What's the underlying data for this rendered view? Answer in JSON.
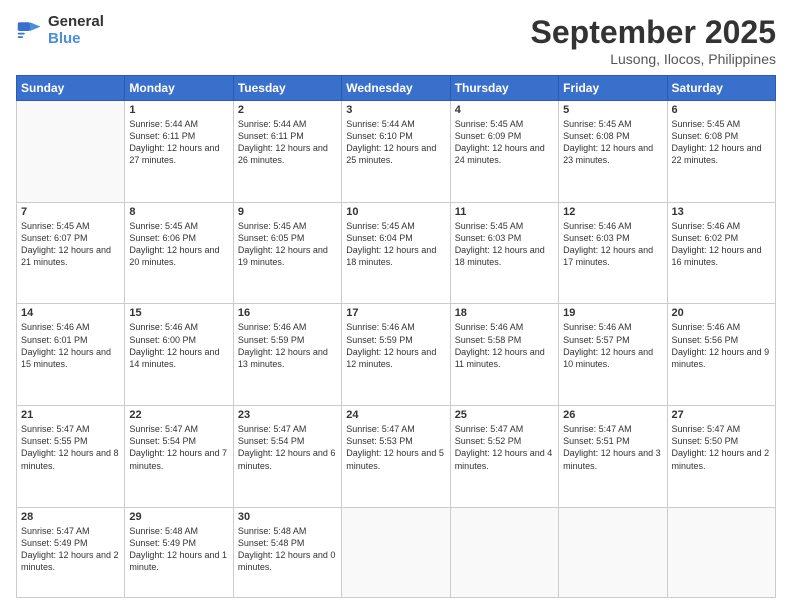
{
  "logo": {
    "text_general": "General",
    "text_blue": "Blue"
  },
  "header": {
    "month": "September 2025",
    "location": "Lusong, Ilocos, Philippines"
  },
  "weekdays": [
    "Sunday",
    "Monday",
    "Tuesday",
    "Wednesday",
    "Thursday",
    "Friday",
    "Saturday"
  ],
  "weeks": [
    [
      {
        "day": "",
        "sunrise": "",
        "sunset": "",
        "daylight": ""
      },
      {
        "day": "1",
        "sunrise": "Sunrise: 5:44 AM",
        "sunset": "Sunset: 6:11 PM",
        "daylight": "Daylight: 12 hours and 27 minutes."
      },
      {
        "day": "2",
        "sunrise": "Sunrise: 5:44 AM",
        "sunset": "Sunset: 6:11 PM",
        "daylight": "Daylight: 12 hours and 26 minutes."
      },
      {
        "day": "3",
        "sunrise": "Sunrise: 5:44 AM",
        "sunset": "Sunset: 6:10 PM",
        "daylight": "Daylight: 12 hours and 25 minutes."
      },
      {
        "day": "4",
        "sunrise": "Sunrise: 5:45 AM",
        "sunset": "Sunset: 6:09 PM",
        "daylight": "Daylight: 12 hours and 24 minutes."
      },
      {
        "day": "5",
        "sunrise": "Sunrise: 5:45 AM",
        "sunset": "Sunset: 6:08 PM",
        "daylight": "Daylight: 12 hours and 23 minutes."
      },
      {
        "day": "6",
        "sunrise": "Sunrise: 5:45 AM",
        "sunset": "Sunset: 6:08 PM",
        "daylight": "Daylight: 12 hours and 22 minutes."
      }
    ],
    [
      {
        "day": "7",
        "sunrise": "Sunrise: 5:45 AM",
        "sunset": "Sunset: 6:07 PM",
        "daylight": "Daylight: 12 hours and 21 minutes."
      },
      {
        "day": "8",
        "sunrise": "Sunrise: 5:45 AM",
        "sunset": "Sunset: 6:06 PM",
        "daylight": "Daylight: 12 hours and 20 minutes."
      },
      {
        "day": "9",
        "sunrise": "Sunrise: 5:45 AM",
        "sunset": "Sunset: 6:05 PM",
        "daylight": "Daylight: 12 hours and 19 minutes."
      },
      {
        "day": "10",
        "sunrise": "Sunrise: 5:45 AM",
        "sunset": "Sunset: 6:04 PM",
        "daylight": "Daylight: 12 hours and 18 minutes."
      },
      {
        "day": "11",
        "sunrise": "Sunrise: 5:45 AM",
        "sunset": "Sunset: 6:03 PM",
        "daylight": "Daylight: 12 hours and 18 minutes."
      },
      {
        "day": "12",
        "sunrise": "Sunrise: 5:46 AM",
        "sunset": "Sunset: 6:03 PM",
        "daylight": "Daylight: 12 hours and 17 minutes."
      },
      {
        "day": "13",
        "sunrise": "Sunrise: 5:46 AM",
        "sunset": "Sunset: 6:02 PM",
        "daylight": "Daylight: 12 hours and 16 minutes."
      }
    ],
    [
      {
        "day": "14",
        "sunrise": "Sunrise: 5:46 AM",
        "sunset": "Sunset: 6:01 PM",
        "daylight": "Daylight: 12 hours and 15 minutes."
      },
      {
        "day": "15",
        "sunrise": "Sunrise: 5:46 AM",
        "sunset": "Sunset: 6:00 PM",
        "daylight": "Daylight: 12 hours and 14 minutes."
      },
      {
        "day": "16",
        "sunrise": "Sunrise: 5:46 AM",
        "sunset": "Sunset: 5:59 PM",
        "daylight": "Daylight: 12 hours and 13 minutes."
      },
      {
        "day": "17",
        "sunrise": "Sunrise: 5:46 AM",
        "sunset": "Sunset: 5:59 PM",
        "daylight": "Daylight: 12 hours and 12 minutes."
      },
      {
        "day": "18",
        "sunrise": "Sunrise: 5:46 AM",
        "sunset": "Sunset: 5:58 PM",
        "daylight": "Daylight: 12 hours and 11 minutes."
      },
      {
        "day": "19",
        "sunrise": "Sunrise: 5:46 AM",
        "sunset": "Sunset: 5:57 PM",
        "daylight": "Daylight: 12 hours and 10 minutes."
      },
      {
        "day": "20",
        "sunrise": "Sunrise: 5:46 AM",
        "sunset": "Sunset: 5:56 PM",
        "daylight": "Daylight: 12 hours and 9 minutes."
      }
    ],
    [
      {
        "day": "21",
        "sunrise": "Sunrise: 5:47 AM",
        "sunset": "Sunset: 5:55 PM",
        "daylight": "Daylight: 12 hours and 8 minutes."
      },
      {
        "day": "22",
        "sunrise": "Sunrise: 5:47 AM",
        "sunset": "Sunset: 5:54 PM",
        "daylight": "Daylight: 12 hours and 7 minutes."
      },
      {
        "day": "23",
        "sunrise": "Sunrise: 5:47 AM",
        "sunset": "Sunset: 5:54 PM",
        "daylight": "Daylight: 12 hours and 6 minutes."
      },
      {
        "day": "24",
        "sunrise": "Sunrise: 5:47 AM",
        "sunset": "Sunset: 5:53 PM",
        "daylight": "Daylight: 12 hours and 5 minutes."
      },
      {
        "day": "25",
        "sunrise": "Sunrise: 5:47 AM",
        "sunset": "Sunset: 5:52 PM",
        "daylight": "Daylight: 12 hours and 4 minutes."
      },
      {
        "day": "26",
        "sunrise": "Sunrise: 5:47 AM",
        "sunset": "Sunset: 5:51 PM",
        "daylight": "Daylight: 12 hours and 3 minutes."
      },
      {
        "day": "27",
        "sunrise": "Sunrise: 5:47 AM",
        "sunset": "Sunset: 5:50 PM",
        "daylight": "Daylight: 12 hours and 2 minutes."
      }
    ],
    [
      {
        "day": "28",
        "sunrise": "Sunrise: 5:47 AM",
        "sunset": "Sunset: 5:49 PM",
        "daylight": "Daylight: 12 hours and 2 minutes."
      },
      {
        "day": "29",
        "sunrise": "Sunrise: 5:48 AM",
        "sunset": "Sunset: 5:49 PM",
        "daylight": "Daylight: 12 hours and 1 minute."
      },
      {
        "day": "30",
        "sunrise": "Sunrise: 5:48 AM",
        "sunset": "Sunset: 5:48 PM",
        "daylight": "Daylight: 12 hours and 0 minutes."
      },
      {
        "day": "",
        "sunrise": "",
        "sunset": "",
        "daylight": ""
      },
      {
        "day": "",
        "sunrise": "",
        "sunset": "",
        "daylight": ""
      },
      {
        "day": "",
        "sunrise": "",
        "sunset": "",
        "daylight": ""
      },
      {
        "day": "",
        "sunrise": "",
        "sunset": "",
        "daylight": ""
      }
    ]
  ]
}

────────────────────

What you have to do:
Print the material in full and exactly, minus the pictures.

Result for this task:
What's the underlying data for this rendered view? Answer in JSON.
{
  "logo": {
    "text_general": "General",
    "text_blue": "Blue"
  },
  "header": {
    "month": "September 2025",
    "location": "Lusong, Ilocos, Philippines"
  },
  "weekdays": [
    "Sunday",
    "Monday",
    "Tuesday",
    "Wednesday",
    "Thursday",
    "Friday",
    "Saturday"
  ],
  "weeks": [
    [
      {
        "day": "",
        "sunrise": "",
        "sunset": "",
        "daylight": ""
      },
      {
        "day": "1",
        "sunrise": "Sunrise: 5:44 AM",
        "sunset": "Sunset: 6:11 PM",
        "daylight": "Daylight: 12 hours and 27 minutes."
      },
      {
        "day": "2",
        "sunrise": "Sunrise: 5:44 AM",
        "sunset": "Sunset: 6:11 PM",
        "daylight": "Daylight: 12 hours and 26 minutes."
      },
      {
        "day": "3",
        "sunrise": "Sunrise: 5:44 AM",
        "sunset": "Sunset: 6:10 PM",
        "daylight": "Daylight: 12 hours and 25 minutes."
      },
      {
        "day": "4",
        "sunrise": "Sunrise: 5:45 AM",
        "sunset": "Sunset: 6:09 PM",
        "daylight": "Daylight: 12 hours and 24 minutes."
      },
      {
        "day": "5",
        "sunrise": "Sunrise: 5:45 AM",
        "sunset": "Sunset: 6:08 PM",
        "daylight": "Daylight: 12 hours and 23 minutes."
      },
      {
        "day": "6",
        "sunrise": "Sunrise: 5:45 AM",
        "sunset": "Sunset: 6:08 PM",
        "daylight": "Daylight: 12 hours and 22 minutes."
      }
    ],
    [
      {
        "day": "7",
        "sunrise": "Sunrise: 5:45 AM",
        "sunset": "Sunset: 6:07 PM",
        "daylight": "Daylight: 12 hours and 21 minutes."
      },
      {
        "day": "8",
        "sunrise": "Sunrise: 5:45 AM",
        "sunset": "Sunset: 6:06 PM",
        "daylight": "Daylight: 12 hours and 20 minutes."
      },
      {
        "day": "9",
        "sunrise": "Sunrise: 5:45 AM",
        "sunset": "Sunset: 6:05 PM",
        "daylight": "Daylight: 12 hours and 19 minutes."
      },
      {
        "day": "10",
        "sunrise": "Sunrise: 5:45 AM",
        "sunset": "Sunset: 6:04 PM",
        "daylight": "Daylight: 12 hours and 18 minutes."
      },
      {
        "day": "11",
        "sunrise": "Sunrise: 5:45 AM",
        "sunset": "Sunset: 6:03 PM",
        "daylight": "Daylight: 12 hours and 18 minutes."
      },
      {
        "day": "12",
        "sunrise": "Sunrise: 5:46 AM",
        "sunset": "Sunset: 6:03 PM",
        "daylight": "Daylight: 12 hours and 17 minutes."
      },
      {
        "day": "13",
        "sunrise": "Sunrise: 5:46 AM",
        "sunset": "Sunset: 6:02 PM",
        "daylight": "Daylight: 12 hours and 16 minutes."
      }
    ],
    [
      {
        "day": "14",
        "sunrise": "Sunrise: 5:46 AM",
        "sunset": "Sunset: 6:01 PM",
        "daylight": "Daylight: 12 hours and 15 minutes."
      },
      {
        "day": "15",
        "sunrise": "Sunrise: 5:46 AM",
        "sunset": "Sunset: 6:00 PM",
        "daylight": "Daylight: 12 hours and 14 minutes."
      },
      {
        "day": "16",
        "sunrise": "Sunrise: 5:46 AM",
        "sunset": "Sunset: 5:59 PM",
        "daylight": "Daylight: 12 hours and 13 minutes."
      },
      {
        "day": "17",
        "sunrise": "Sunrise: 5:46 AM",
        "sunset": "Sunset: 5:59 PM",
        "daylight": "Daylight: 12 hours and 12 minutes."
      },
      {
        "day": "18",
        "sunrise": "Sunrise: 5:46 AM",
        "sunset": "Sunset: 5:58 PM",
        "daylight": "Daylight: 12 hours and 11 minutes."
      },
      {
        "day": "19",
        "sunrise": "Sunrise: 5:46 AM",
        "sunset": "Sunset: 5:57 PM",
        "daylight": "Daylight: 12 hours and 10 minutes."
      },
      {
        "day": "20",
        "sunrise": "Sunrise: 5:46 AM",
        "sunset": "Sunset: 5:56 PM",
        "daylight": "Daylight: 12 hours and 9 minutes."
      }
    ],
    [
      {
        "day": "21",
        "sunrise": "Sunrise: 5:47 AM",
        "sunset": "Sunset: 5:55 PM",
        "daylight": "Daylight: 12 hours and 8 minutes."
      },
      {
        "day": "22",
        "sunrise": "Sunrise: 5:47 AM",
        "sunset": "Sunset: 5:54 PM",
        "daylight": "Daylight: 12 hours and 7 minutes."
      },
      {
        "day": "23",
        "sunrise": "Sunrise: 5:47 AM",
        "sunset": "Sunset: 5:54 PM",
        "daylight": "Daylight: 12 hours and 6 minutes."
      },
      {
        "day": "24",
        "sunrise": "Sunrise: 5:47 AM",
        "sunset": "Sunset: 5:53 PM",
        "daylight": "Daylight: 12 hours and 5 minutes."
      },
      {
        "day": "25",
        "sunrise": "Sunrise: 5:47 AM",
        "sunset": "Sunset: 5:52 PM",
        "daylight": "Daylight: 12 hours and 4 minutes."
      },
      {
        "day": "26",
        "sunrise": "Sunrise: 5:47 AM",
        "sunset": "Sunset: 5:51 PM",
        "daylight": "Daylight: 12 hours and 3 minutes."
      },
      {
        "day": "27",
        "sunrise": "Sunrise: 5:47 AM",
        "sunset": "Sunset: 5:50 PM",
        "daylight": "Daylight: 12 hours and 2 minutes."
      }
    ],
    [
      {
        "day": "28",
        "sunrise": "Sunrise: 5:47 AM",
        "sunset": "Sunset: 5:49 PM",
        "daylight": "Daylight: 12 hours and 2 minutes."
      },
      {
        "day": "29",
        "sunrise": "Sunrise: 5:48 AM",
        "sunset": "Sunset: 5:49 PM",
        "daylight": "Daylight: 12 hours and 1 minute."
      },
      {
        "day": "30",
        "sunrise": "Sunrise: 5:48 AM",
        "sunset": "Sunset: 5:48 PM",
        "daylight": "Daylight: 12 hours and 0 minutes."
      },
      {
        "day": "",
        "sunrise": "",
        "sunset": "",
        "daylight": ""
      },
      {
        "day": "",
        "sunrise": "",
        "sunset": "",
        "daylight": ""
      },
      {
        "day": "",
        "sunrise": "",
        "sunset": "",
        "daylight": ""
      },
      {
        "day": "",
        "sunrise": "",
        "sunset": "",
        "daylight": ""
      }
    ]
  ]
}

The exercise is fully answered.